For example, most elements have several isotopes that can be used by the ICP-MS in its measurement. It’s most desirable to use the isotope of highest abundance since that gives the greatest number of ions to count for any given concentration of the element measured. If we examine the isotopes of calcium, we find– of the six naturally occurring isotopes – 96.9% of them are at mass 40 (40Ca). An argon plasma is used to generate the singly charged ions measured by the ICP-MS. As nature would have it, 99.6% of the argon atoms are found at mass 40 (40Ar) also. In traditional ICP-MS systems, this results in a signal at mass 40 that’s swamped by a deluge of counts from 40Ar. In such a situation, the only choice is to select an alternate isotope such as 44Ca that greatly reduces detection limits achievable. Fortunately, technology exists that can most effectively removed the 40Ar signal while preserving the 40Ca resulting in extremely low detection limits for this important element.

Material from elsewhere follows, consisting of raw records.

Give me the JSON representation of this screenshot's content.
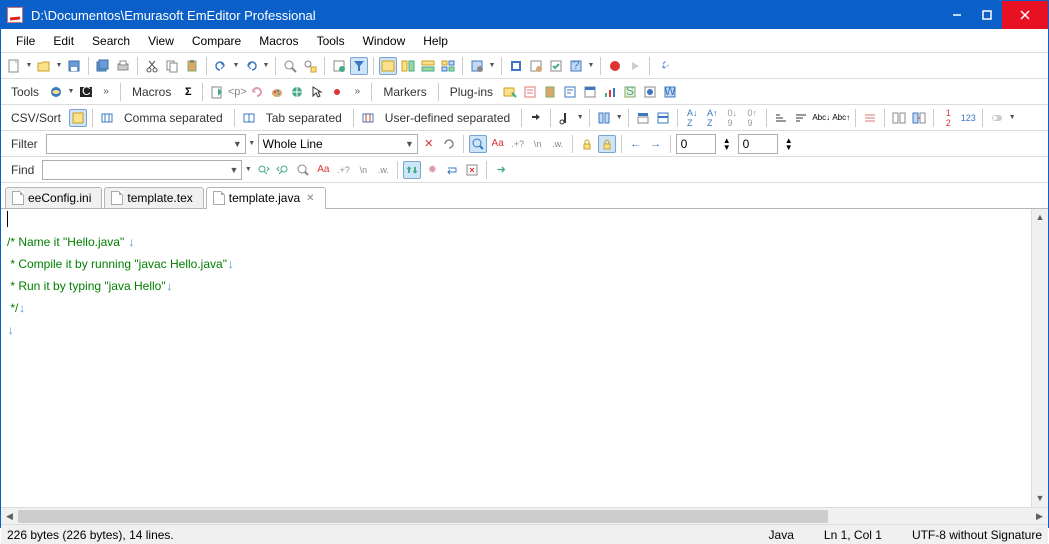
{
  "title": "D:\\Documentos\\Emurasoft EmEditor Professional",
  "menu": [
    "File",
    "Edit",
    "Search",
    "View",
    "Compare",
    "Macros",
    "Tools",
    "Window",
    "Help"
  ],
  "row2": {
    "tools": "Tools",
    "macros": "Macros",
    "markers": "Markers",
    "plugins": "Plug-ins"
  },
  "row3": {
    "csvsort": "CSV/Sort",
    "comma": "Comma separated",
    "tab": "Tab separated",
    "user": "User-defined separated"
  },
  "row4": {
    "filter": "Filter",
    "wholeline": "Whole Line"
  },
  "row5": {
    "find": "Find"
  },
  "spin": {
    "v1": "0",
    "v2": "0"
  },
  "tabs": [
    {
      "label": "eeConfig.ini",
      "active": false,
      "closable": false
    },
    {
      "label": "template.tex",
      "active": false,
      "closable": false
    },
    {
      "label": "template.java",
      "active": true,
      "closable": true
    }
  ],
  "code": {
    "l1": "/* Name it \"Hello.java\" ",
    "l2": " * Compile it by running \"javac Hello.java\"",
    "l3": " * Run it by typing \"java Hello\"",
    "l4": " */"
  },
  "status": {
    "left": "226 bytes (226 bytes), 14 lines.",
    "lang": "Java",
    "pos": "Ln 1, Col 1",
    "enc": "UTF-8 without Signature"
  }
}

A dynamic reaction cell (DRC) provides impressive improvements in instrument performance while requiring almost no additional operator attention. A DRC contains a quadrupole mass spectrometer housed inside a pressurized cell. As seen in Figure 1, the reaction cell is physically placed between the instrument’s ion focusing system and the filtering quadrupole. In the reaction cell, the ions of 40Ar react very quickly (exothermally) with a reaction gas that has been introduced, while the 40Ca ions react very slowly (endothermally) with the gas. As a result of these reactions, the element of interest (calcium) can be measured without interference from the argon coming from the plasma.
In a second example, the reaction cell can also provide freedom from polyatomic species. Once again, iron has several isotopes but the isotope of greatest abundance (91.8%) is at mass 56 (56Fe). The argon from the plasma unfortunately combines with oxygen from the water to form the polyatomic species ArO. Looking at the natural abundances of argon and oxygen we find that nearly all of the ArO formed will be right at mass 56 (40Ar16O). Fortunately, this polyatomic species is removed by the reaction cell in the same manner as is the argon. The removal of the 40Ar16O interferent from the 56Fe signal is shown in Figure 2.

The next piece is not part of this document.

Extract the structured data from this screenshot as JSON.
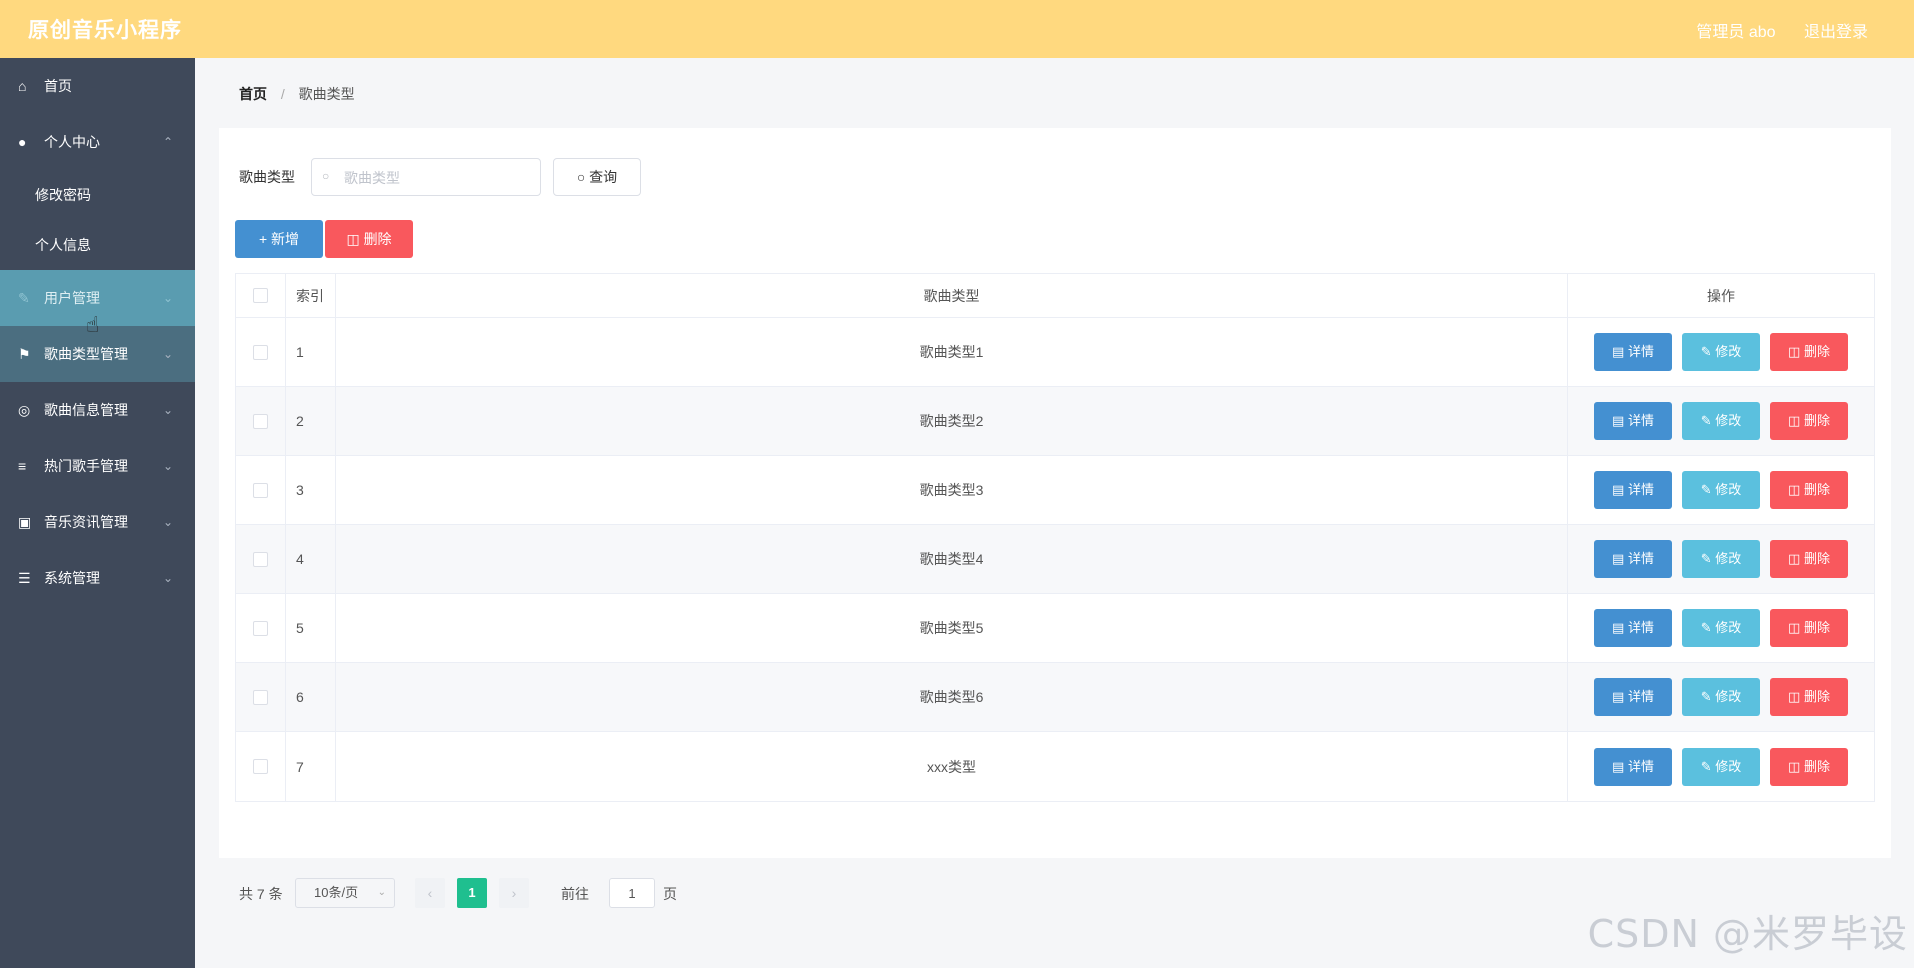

In a similar manner to that just described, the reaction cell removes those interferences that potentially can limit the very low detection limits achievable with ICP-MS instrumentation. Figure 3 shows Detection Limits (DL) achievable with the ELAN DRC II system. Elements shown in red are measured using the reaction cell while those shown in blue were measured without use of the reaction cell. Switching from reaction cell mode to standard mode is performed automatically by the instruments software.
Concentrations are shown to demonstrate that the background in all cases has been reduced to single ppt levels or lower. All detection limits are three sigma and are determined using a 1-second integration. A typical analysis of UPW for up to 32 elements can be competed in approximately five minutes.
Demand for high purity water in the semiconductor industry is extremely high and that demand can be expected to rise as the semiconductor industry continues to grow. As new sources of water are explored and the need for low detection limits increases, ICP-MS instrumentation will provide ppt level detection limits quickly and readily. Dynamic reaction cell technology provided with the PerkinElmer Sciex™ ELAN DRC II system has been demonstrated to provide this exceptional performance rapidly and with minimal operator intervention.
About the Author: David Armstrong is Chemical & Semiconductor Marketing Leader at PerkinElmer Life and Analytical Sciences, which is based in Shelton, CT. Contact: 800-762-4000 or http://las.perkinelmer.com